▶ **Assigned task**: Without changing a word, repeat the data, and include no pictures.

▶ **Available records**:
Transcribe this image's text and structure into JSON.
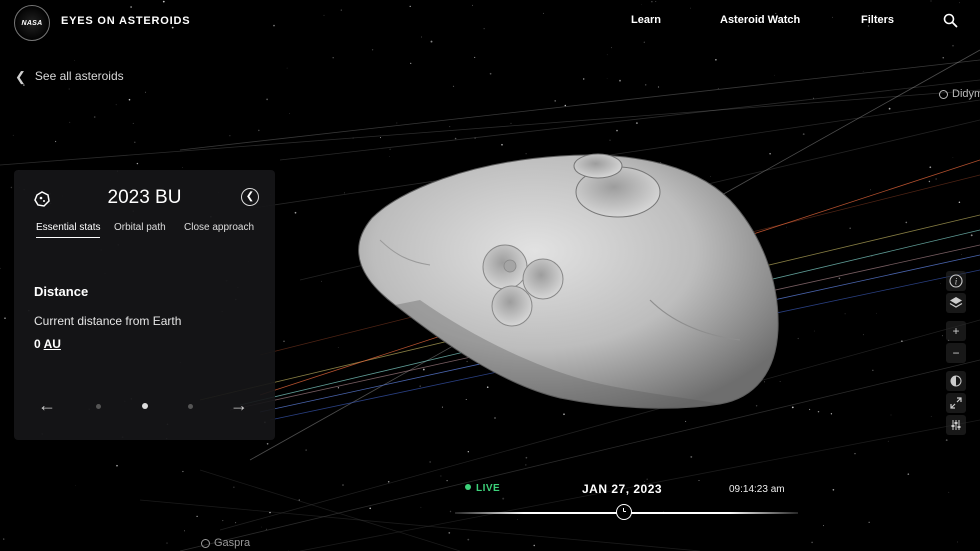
{
  "app": {
    "logo_text": "NASA",
    "title": "EYES ON ASTEROIDS"
  },
  "nav": {
    "learn": "Learn",
    "asteroid_watch": "Asteroid Watch",
    "filters": "Filters",
    "search_icon": "search-icon"
  },
  "back_link": "See all asteroids",
  "panel": {
    "title": "2023 BU",
    "icon": "asteroid-icon",
    "tabs": [
      {
        "label": "Essential stats",
        "active": true
      },
      {
        "label": "Orbital path",
        "active": false
      },
      {
        "label": "Close approach",
        "active": false
      }
    ],
    "section_heading": "Distance",
    "stat_label": "Current distance from Earth",
    "stat_value": "0",
    "stat_unit": "AU",
    "pager": {
      "page_count": 3,
      "current_page": 2
    }
  },
  "tools": [
    "info-icon",
    "layers-icon",
    "zoom-in-icon",
    "zoom-out-icon",
    "lighting-icon",
    "fullscreen-icon",
    "settings-sliders-icon"
  ],
  "time": {
    "live_label": "LIVE",
    "date": "JAN 27, 2023",
    "clock": "09:14:23 am"
  },
  "scene_labels": {
    "gaspra": "Gaspra",
    "didymos": "Didym"
  },
  "colors": {
    "background": "#000000",
    "live_green": "#3dd27a",
    "panel_bg": "#161618",
    "orbit_orange": "#e0643a",
    "orbit_blue": "#5b7dd8",
    "orbit_teal": "#7fd0c8"
  }
}
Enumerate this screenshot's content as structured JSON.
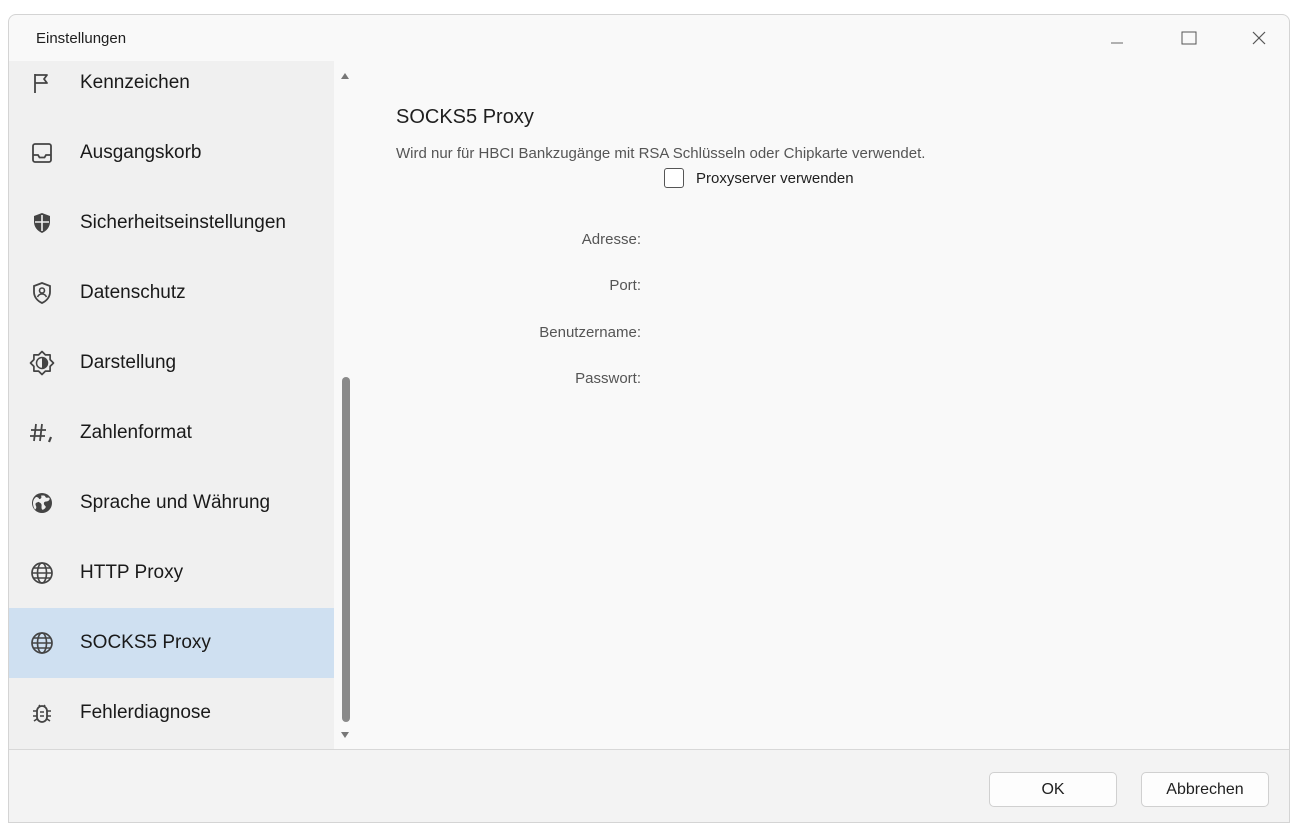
{
  "window": {
    "title": "Einstellungen"
  },
  "sidebar": {
    "items": [
      {
        "label": "Kennzeichen",
        "icon": "flag-icon"
      },
      {
        "label": "Ausgangskorb",
        "icon": "tray-icon"
      },
      {
        "label": "Sicherheitseinstellungen",
        "icon": "shield-icon"
      },
      {
        "label": "Datenschutz",
        "icon": "privacy-shield-icon"
      },
      {
        "label": "Darstellung",
        "icon": "brightness-icon"
      },
      {
        "label": "Zahlenformat",
        "icon": "number-format-icon"
      },
      {
        "label": "Sprache und Währung",
        "icon": "globe-icon"
      },
      {
        "label": "HTTP Proxy",
        "icon": "globe-grid-icon"
      },
      {
        "label": "SOCKS5 Proxy",
        "icon": "globe-grid-icon"
      },
      {
        "label": "Fehlerdiagnose",
        "icon": "bug-icon"
      }
    ],
    "selected": "SOCKS5 Proxy"
  },
  "main": {
    "title": "SOCKS5 Proxy",
    "description": "Wird nur für HBCI Bankzugänge mit RSA Schlüsseln oder Chipkarte verwendet.",
    "checkbox": {
      "label": "Proxyserver verwenden",
      "checked": false
    },
    "fields": {
      "address": "Adresse:",
      "port": "Port:",
      "username": "Benutzername:",
      "password": "Passwort:"
    }
  },
  "footer": {
    "ok_label": "OK",
    "cancel_label": "Abbrechen"
  },
  "colors": {
    "selected": "#cfe0f1",
    "sidebar_bg": "#f0f0f0",
    "footer_bg": "#f3f3f3"
  }
}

▶ **Output for this exercise**:
Transcribe this image's text and structure into JSON.
{
  "app": {
    "logo_text": "NASA",
    "title": "EYES ON ASTEROIDS"
  },
  "nav": {
    "learn": "Learn",
    "asteroid_watch": "Asteroid Watch",
    "filters": "Filters",
    "search_icon": "search-icon"
  },
  "back_link": "See all asteroids",
  "panel": {
    "title": "2023 BU",
    "icon": "asteroid-icon",
    "tabs": [
      {
        "label": "Essential stats",
        "active": true
      },
      {
        "label": "Orbital path",
        "active": false
      },
      {
        "label": "Close approach",
        "active": false
      }
    ],
    "section_heading": "Distance",
    "stat_label": "Current distance from Earth",
    "stat_value": "0",
    "stat_unit": "AU",
    "pager": {
      "page_count": 3,
      "current_page": 2
    }
  },
  "tools": [
    "info-icon",
    "layers-icon",
    "zoom-in-icon",
    "zoom-out-icon",
    "lighting-icon",
    "fullscreen-icon",
    "settings-sliders-icon"
  ],
  "time": {
    "live_label": "LIVE",
    "date": "JAN 27, 2023",
    "clock": "09:14:23 am"
  },
  "scene_labels": {
    "gaspra": "Gaspra",
    "didymos": "Didym"
  },
  "colors": {
    "background": "#000000",
    "live_green": "#3dd27a",
    "panel_bg": "#161618",
    "orbit_orange": "#e0643a",
    "orbit_blue": "#5b7dd8",
    "orbit_teal": "#7fd0c8"
  }
}
Enumerate this screenshot's content as structured JSON.
{
  "window": {
    "title": "Einstellungen"
  },
  "sidebar": {
    "items": [
      {
        "label": "Kennzeichen",
        "icon": "flag-icon"
      },
      {
        "label": "Ausgangskorb",
        "icon": "tray-icon"
      },
      {
        "label": "Sicherheitseinstellungen",
        "icon": "shield-icon"
      },
      {
        "label": "Datenschutz",
        "icon": "privacy-shield-icon"
      },
      {
        "label": "Darstellung",
        "icon": "brightness-icon"
      },
      {
        "label": "Zahlenformat",
        "icon": "number-format-icon"
      },
      {
        "label": "Sprache und Währung",
        "icon": "globe-icon"
      },
      {
        "label": "HTTP Proxy",
        "icon": "globe-grid-icon"
      },
      {
        "label": "SOCKS5 Proxy",
        "icon": "globe-grid-icon"
      },
      {
        "label": "Fehlerdiagnose",
        "icon": "bug-icon"
      }
    ],
    "selected": "SOCKS5 Proxy"
  },
  "main": {
    "title": "SOCKS5 Proxy",
    "description": "Wird nur für HBCI Bankzugänge mit RSA Schlüsseln oder Chipkarte verwendet.",
    "checkbox": {
      "label": "Proxyserver verwenden",
      "checked": false
    },
    "fields": {
      "address": "Adresse:",
      "port": "Port:",
      "username": "Benutzername:",
      "password": "Passwort:"
    }
  },
  "footer": {
    "ok_label": "OK",
    "cancel_label": "Abbrechen"
  },
  "colors": {
    "selected": "#cfe0f1",
    "sidebar_bg": "#f0f0f0",
    "footer_bg": "#f3f3f3"
  }
}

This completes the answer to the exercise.